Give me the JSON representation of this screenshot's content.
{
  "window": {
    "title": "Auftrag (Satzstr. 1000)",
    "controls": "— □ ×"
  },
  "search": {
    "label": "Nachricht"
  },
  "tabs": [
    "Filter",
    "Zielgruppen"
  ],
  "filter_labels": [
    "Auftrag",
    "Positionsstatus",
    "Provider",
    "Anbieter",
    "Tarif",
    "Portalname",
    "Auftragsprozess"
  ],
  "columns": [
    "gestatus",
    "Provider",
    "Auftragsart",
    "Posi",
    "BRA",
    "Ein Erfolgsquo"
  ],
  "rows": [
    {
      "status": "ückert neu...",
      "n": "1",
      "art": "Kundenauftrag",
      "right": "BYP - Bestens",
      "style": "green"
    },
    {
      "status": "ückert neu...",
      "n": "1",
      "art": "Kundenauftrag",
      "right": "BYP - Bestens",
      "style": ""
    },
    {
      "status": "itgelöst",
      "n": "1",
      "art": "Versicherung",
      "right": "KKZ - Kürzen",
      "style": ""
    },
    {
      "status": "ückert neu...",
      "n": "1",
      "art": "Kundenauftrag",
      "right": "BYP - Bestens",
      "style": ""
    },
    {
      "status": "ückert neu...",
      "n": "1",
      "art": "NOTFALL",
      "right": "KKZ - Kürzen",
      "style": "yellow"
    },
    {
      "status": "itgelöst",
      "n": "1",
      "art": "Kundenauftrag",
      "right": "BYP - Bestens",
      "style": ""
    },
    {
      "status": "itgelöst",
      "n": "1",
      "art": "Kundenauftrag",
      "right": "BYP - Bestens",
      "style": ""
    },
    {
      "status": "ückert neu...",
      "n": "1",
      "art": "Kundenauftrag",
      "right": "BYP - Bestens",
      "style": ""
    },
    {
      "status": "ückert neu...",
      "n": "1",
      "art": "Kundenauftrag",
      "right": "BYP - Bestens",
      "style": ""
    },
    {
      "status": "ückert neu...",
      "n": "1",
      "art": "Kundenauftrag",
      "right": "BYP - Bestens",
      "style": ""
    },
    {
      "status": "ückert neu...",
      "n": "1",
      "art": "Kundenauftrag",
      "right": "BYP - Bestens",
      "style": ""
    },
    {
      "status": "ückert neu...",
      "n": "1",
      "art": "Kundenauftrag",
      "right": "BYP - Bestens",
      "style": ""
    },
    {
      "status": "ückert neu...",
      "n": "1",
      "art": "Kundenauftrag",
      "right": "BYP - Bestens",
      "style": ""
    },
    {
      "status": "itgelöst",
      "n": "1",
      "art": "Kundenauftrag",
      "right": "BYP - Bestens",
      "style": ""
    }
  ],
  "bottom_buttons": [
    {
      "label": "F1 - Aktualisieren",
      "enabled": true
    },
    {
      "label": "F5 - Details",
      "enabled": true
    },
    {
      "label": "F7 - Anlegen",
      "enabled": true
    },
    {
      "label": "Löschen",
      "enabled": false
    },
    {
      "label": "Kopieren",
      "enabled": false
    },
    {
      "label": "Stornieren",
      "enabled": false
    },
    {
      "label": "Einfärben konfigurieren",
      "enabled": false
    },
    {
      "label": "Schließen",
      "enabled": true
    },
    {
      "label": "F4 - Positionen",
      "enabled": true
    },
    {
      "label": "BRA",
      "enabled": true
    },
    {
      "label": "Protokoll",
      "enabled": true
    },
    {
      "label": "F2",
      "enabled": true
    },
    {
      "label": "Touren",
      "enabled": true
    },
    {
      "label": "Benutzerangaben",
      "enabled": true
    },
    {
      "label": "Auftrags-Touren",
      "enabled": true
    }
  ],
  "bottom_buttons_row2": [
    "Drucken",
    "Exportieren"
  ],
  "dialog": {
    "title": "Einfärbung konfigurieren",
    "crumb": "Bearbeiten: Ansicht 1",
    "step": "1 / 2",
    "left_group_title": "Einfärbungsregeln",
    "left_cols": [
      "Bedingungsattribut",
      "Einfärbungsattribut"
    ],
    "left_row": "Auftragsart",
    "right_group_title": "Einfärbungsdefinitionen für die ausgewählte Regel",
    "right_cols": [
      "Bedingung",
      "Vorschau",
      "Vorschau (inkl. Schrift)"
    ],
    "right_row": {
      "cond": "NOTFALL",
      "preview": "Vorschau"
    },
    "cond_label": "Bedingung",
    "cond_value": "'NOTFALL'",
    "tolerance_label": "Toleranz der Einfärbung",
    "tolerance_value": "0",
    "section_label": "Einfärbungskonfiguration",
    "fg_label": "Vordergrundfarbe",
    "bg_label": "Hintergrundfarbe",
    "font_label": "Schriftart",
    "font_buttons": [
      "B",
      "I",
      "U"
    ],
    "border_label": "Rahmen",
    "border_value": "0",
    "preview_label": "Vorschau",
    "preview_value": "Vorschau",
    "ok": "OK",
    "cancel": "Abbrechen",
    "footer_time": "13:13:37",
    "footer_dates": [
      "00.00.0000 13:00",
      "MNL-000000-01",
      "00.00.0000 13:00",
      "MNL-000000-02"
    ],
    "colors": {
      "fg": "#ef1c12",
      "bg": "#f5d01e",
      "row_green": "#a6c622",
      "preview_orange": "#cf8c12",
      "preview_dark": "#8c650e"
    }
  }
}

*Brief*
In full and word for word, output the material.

*Problem solution*
Give me the JSON representation of this screenshot's content.
{
  "window": {
    "title": "Auftrag (Satzstr. 1000)",
    "controls": "— □ ×"
  },
  "search": {
    "label": "Nachricht"
  },
  "tabs": [
    "Filter",
    "Zielgruppen"
  ],
  "filter_labels": [
    "Auftrag",
    "Positionsstatus",
    "Provider",
    "Anbieter",
    "Tarif",
    "Portalname",
    "Auftragsprozess"
  ],
  "columns": [
    "gestatus",
    "Provider",
    "Auftragsart",
    "Posi",
    "BRA",
    "Ein Erfolgsquo"
  ],
  "rows": [
    {
      "status": "ückert neu...",
      "n": "1",
      "art": "Kundenauftrag",
      "right": "BYP - Bestens",
      "style": "green"
    },
    {
      "status": "ückert neu...",
      "n": "1",
      "art": "Kundenauftrag",
      "right": "BYP - Bestens",
      "style": ""
    },
    {
      "status": "itgelöst",
      "n": "1",
      "art": "Versicherung",
      "right": "KKZ - Kürzen",
      "style": ""
    },
    {
      "status": "ückert neu...",
      "n": "1",
      "art": "Kundenauftrag",
      "right": "BYP - Bestens",
      "style": ""
    },
    {
      "status": "ückert neu...",
      "n": "1",
      "art": "NOTFALL",
      "right": "KKZ - Kürzen",
      "style": "yellow"
    },
    {
      "status": "itgelöst",
      "n": "1",
      "art": "Kundenauftrag",
      "right": "BYP - Bestens",
      "style": ""
    },
    {
      "status": "itgelöst",
      "n": "1",
      "art": "Kundenauftrag",
      "right": "BYP - Bestens",
      "style": ""
    },
    {
      "status": "ückert neu...",
      "n": "1",
      "art": "Kundenauftrag",
      "right": "BYP - Bestens",
      "style": ""
    },
    {
      "status": "ückert neu...",
      "n": "1",
      "art": "Kundenauftrag",
      "right": "BYP - Bestens",
      "style": ""
    },
    {
      "status": "ückert neu...",
      "n": "1",
      "art": "Kundenauftrag",
      "right": "BYP - Bestens",
      "style": ""
    },
    {
      "status": "ückert neu...",
      "n": "1",
      "art": "Kundenauftrag",
      "right": "BYP - Bestens",
      "style": ""
    },
    {
      "status": "ückert neu...",
      "n": "1",
      "art": "Kundenauftrag",
      "right": "BYP - Bestens",
      "style": ""
    },
    {
      "status": "ückert neu...",
      "n": "1",
      "art": "Kundenauftrag",
      "right": "BYP - Bestens",
      "style": ""
    },
    {
      "status": "itgelöst",
      "n": "1",
      "art": "Kundenauftrag",
      "right": "BYP - Bestens",
      "style": ""
    }
  ],
  "bottom_buttons": [
    {
      "label": "F1 - Aktualisieren",
      "enabled": true
    },
    {
      "label": "F5 - Details",
      "enabled": true
    },
    {
      "label": "F7 - Anlegen",
      "enabled": true
    },
    {
      "label": "Löschen",
      "enabled": false
    },
    {
      "label": "Kopieren",
      "enabled": false
    },
    {
      "label": "Stornieren",
      "enabled": false
    },
    {
      "label": "Einfärben konfigurieren",
      "enabled": false
    },
    {
      "label": "Schließen",
      "enabled": true
    },
    {
      "label": "F4 - Positionen",
      "enabled": true
    },
    {
      "label": "BRA",
      "enabled": true
    },
    {
      "label": "Protokoll",
      "enabled": true
    },
    {
      "label": "F2",
      "enabled": true
    },
    {
      "label": "Touren",
      "enabled": true
    },
    {
      "label": "Benutzerangaben",
      "enabled": true
    },
    {
      "label": "Auftrags-Touren",
      "enabled": true
    }
  ],
  "bottom_buttons_row2": [
    "Drucken",
    "Exportieren"
  ],
  "dialog": {
    "title": "Einfärbung konfigurieren",
    "crumb": "Bearbeiten: Ansicht 1",
    "step": "1 / 2",
    "left_group_title": "Einfärbungsregeln",
    "left_cols": [
      "Bedingungsattribut",
      "Einfärbungsattribut"
    ],
    "left_row": "Auftragsart",
    "right_group_title": "Einfärbungsdefinitionen für die ausgewählte Regel",
    "right_cols": [
      "Bedingung",
      "Vorschau",
      "Vorschau (inkl. Schrift)"
    ],
    "right_row": {
      "cond": "NOTFALL",
      "preview": "Vorschau"
    },
    "cond_label": "Bedingung",
    "cond_value": "'NOTFALL'",
    "tolerance_label": "Toleranz der Einfärbung",
    "tolerance_value": "0",
    "section_label": "Einfärbungskonfiguration",
    "fg_label": "Vordergrundfarbe",
    "bg_label": "Hintergrundfarbe",
    "font_label": "Schriftart",
    "font_buttons": [
      "B",
      "I",
      "U"
    ],
    "border_label": "Rahmen",
    "border_value": "0",
    "preview_label": "Vorschau",
    "preview_value": "Vorschau",
    "ok": "OK",
    "cancel": "Abbrechen",
    "footer_time": "13:13:37",
    "footer_dates": [
      "00.00.0000 13:00",
      "MNL-000000-01",
      "00.00.0000 13:00",
      "MNL-000000-02"
    ],
    "colors": {
      "fg": "#ef1c12",
      "bg": "#f5d01e",
      "row_green": "#a6c622",
      "preview_orange": "#cf8c12",
      "preview_dark": "#8c650e"
    }
  }
}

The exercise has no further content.